How to use WEST SYSTEM Epoxy
Add final finish coatings to your structure to provide UV protection, extra moisture resistance and more durability.
Paint or varnish applied over an epoxy barrier coat is intended to decorate the surface and protect the epoxy from sunlight. In so doing, the finish coating extends the life of the epoxy moisture barrier, which in turn provides a stable base that extends the life of the finish coating. Together, the two form a protective system far more durable than either coating by itself.
This page covers:
The importance of UV protection
Protection from sunlight is a primary consideration in the selection of a final coating. Long term UV (ultraviolet) protection of the barrier coat depends on the effectiveness with which the finish coating resists UV and retains its pigmentation and/or shield of UV filters on the surface of the epoxy barrier coat. A high gloss finish reflects a higher proportion of the light from the surface than a dull finish. Therefore, a white coating- especially a high gloss white –is much more durable.
Finding the most compatible coating
Most types of coatings are compatible with cured epoxy, which is an almost completely inert, hard plastic. Thus, most paint solvents will not soften, swell or react with an epoxy surface. However, it is advisable to build a test panel to assure coating compatibility. It is always recommended to check manufacturer’s instructions to verify compatibility and suitability.
One-part polyurethanes and polyester gelcoat can be affected by epoxy amines and if used must be applied when the epoxy is thoroughly cured, generally after two weeks at room temperature. A thorough cure can be achieved much quicker with elevated temperature post curing. Post curing will also improve epoxy’s thermal properties and is recommended if dark paint is to be applied over epoxy.
Coating types – at a glance
Here is an outline of the different types of finishing coating available. Always follow the instructions from the manufacturer of the coating systems. Also, we strongly recommend making a test panel to evaluate the degree of surface preparation required and the compatibility and handling characteristics of the finish system.
<trAntifouling paintsAvailable in a variety of formulations. Most antifouling paint systems are compatible with epoxy and can be applied directly over a prepared epoxy barrier coat. If unsure of compatibility or having curing or adhesion problems with a specific paint, use the primer recommended for that antifouling paint over the barrier coat. Follow the recommendations given for preparation of GRP surfaces. Other paints, including marine LPs and primers, are not recommended for use below the waterline.
|Latex paints||Compatible with epoxy, they do an adequate job of protecting the epoxy barrier from UV radiation. In many architectural applications latex paint may be the most suitable coating to use. Their durability is limited.|
|Alkyd finishes||Enamel, alkyd enamel, marine enamel, acrylic enamel, alkyd modified epoxy, traditional varnish and spar varnish – all offer ease of application, low cost, low toxicity, and easy availability. Their disadvantages are low UV resistance and low abrasion resistance.|

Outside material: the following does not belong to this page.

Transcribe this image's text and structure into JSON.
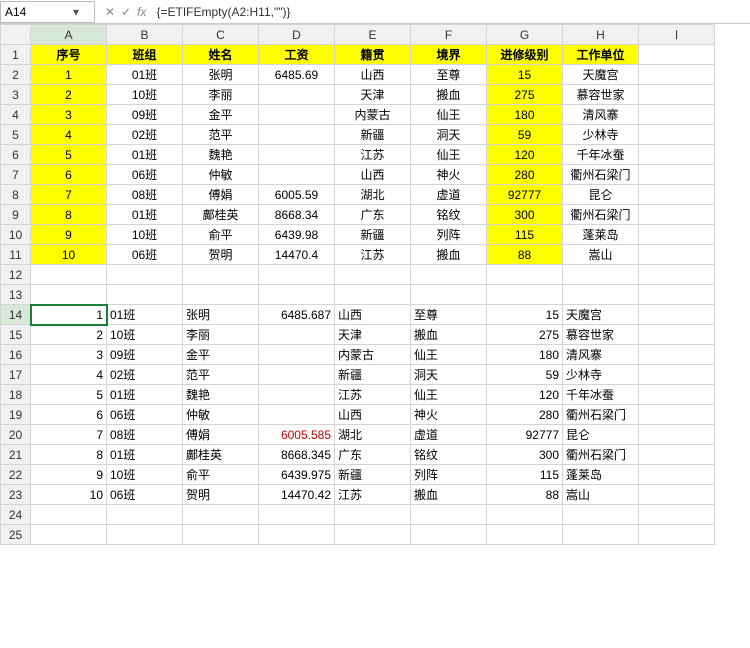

|One-part polyurethanes||Offer easy application, clean-up and better properties than alkyds. They are also more expensive and some may be incompatible with amine cured epoxy systems such as WEST SYSTEM® epoxy, although 207 Special Clear Hardener™ offers good compatibility. Test first.|

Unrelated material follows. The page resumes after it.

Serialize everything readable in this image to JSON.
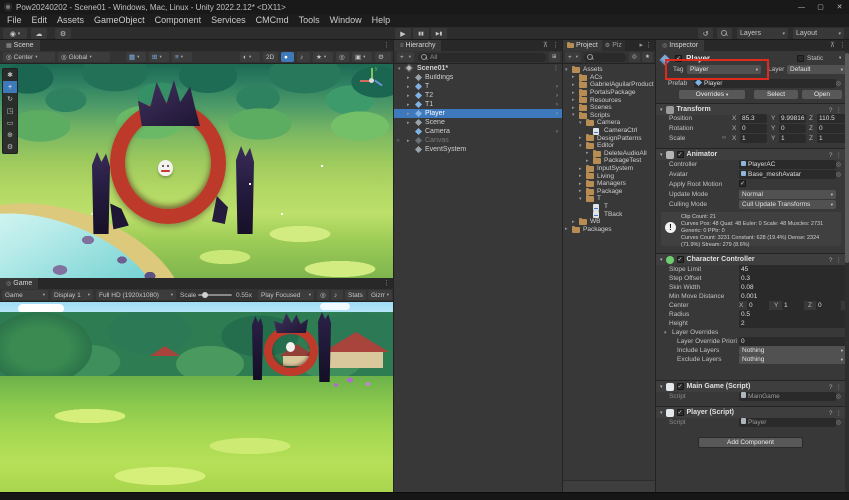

|Two-part linear polyurethane (LP) paints||LPs offer the most durable protection available. They are available as pigmented or clear coatings and offer excellent UV protection, gloss retention, abrasion resistance and complete compatibility with epoxy. However, compared to other types of coatings, they are expensive, require more skill to apply and present a greater health hazard, especially when sprayed.|
|Epoxy paints||Available in one-part and two-part versions. Two-part epoxies offer many characteristics similar to the higher performance polyurethanes. They are durable and chemically resistant, but offer limited UV protection compared to the linear polyurethanes.|
|Antifouling paints||Available in a variety of formulations. Most antifouling paint systems are compatible with epoxy and can be applied directly over a prepared epoxy barrier coat. If unsure of compatibility or having curing or adhesion problems with a specific paint, use the primer recommended for that antifouling paint over the barrier coat. Follow the recommendations given for preparation of GRP surfaces. Other paints, including marine LPs and primers, are not recommended for use below the waterline.|
|Primers||Usually not needed to bond a paint film to epoxy, although interfacing primers may be required with some specialised bottom paints and high-build primers, and are useful for hiding scratches or flaws in the substrate. If the instructions on the selected paint or varnish recommend a specially primed surface, follow the recommendations given for fibreglass preparation. Self-etching primers are not effective on an epoxy coating because of the chemical resistance of the epoxy.|
|Polyester gelcoat||A pigmented version of polyester resin used to build GRP boats and many other products. Gelcoat provides a smooth pre-finished surface and is applied during the production process of the boat or component part. It is not often used as a post-production finish coating, but it can be applied over epoxy and is useful in some repair situations. Unreacted epoxy will interfere with gelcoat cure.|